Information shown:
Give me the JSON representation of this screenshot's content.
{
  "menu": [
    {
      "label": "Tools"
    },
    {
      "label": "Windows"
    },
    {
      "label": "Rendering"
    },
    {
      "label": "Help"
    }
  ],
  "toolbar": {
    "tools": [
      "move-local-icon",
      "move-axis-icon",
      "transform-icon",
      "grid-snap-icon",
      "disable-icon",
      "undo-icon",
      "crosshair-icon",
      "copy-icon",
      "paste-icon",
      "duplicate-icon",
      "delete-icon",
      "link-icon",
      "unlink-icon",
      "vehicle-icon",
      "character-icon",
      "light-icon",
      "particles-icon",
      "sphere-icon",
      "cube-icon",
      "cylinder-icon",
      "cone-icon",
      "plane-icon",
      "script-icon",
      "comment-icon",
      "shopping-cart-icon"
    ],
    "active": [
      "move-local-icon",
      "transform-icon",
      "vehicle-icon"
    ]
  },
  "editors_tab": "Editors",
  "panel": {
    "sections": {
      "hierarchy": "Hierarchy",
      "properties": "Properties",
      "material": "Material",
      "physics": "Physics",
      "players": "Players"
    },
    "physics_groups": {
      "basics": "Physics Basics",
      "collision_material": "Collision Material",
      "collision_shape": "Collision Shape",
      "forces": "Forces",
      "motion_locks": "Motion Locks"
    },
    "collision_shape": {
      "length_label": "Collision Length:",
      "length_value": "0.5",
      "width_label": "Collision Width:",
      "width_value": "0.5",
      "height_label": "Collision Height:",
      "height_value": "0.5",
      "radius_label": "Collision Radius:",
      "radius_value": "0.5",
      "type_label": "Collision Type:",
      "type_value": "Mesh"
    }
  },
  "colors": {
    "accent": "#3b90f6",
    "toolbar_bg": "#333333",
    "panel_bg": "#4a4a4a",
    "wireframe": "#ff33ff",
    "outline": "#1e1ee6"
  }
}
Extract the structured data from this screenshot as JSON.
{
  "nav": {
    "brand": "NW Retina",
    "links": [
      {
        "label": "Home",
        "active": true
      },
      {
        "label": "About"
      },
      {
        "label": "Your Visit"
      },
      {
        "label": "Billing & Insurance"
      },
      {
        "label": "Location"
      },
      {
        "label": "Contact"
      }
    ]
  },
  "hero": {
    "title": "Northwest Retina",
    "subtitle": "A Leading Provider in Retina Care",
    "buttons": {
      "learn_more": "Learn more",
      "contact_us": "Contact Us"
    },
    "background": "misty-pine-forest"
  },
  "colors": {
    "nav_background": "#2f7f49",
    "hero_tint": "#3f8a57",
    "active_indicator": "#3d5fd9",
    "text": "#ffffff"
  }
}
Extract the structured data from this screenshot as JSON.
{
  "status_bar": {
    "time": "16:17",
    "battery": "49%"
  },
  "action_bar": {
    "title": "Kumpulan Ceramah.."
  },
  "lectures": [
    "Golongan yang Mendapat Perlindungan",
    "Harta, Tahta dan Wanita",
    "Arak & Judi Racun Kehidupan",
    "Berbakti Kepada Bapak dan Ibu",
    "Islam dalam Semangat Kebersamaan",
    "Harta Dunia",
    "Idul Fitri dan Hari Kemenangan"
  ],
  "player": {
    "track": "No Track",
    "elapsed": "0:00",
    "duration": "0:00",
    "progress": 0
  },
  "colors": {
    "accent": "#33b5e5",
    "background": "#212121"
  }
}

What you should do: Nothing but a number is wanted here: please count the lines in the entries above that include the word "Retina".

Exercise answer: 3